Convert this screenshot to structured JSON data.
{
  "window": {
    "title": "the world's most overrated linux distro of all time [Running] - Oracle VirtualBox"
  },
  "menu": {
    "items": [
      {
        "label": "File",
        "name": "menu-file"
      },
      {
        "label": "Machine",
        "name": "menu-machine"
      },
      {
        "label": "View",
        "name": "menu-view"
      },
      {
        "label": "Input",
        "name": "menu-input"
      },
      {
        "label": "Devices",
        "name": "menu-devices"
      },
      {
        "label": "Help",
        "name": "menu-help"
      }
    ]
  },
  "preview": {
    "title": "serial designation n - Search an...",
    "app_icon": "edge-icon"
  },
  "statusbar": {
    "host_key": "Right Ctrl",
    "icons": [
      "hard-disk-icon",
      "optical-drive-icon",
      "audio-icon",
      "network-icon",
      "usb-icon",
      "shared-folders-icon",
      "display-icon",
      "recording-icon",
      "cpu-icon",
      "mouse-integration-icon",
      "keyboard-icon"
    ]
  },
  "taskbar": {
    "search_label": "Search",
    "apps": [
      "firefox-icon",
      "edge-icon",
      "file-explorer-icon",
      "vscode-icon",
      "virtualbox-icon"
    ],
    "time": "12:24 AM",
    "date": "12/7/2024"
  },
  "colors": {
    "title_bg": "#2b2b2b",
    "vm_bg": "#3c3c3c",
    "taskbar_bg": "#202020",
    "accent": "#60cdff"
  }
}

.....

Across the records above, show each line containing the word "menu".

ANSWER TO THIS TASK –
  "menu": {
        "name": "menu-file"
        "name": "menu-machine"
        "name": "menu-view"
        "name": "menu-input"
        "name": "menu-devices"
        "name": "menu-help"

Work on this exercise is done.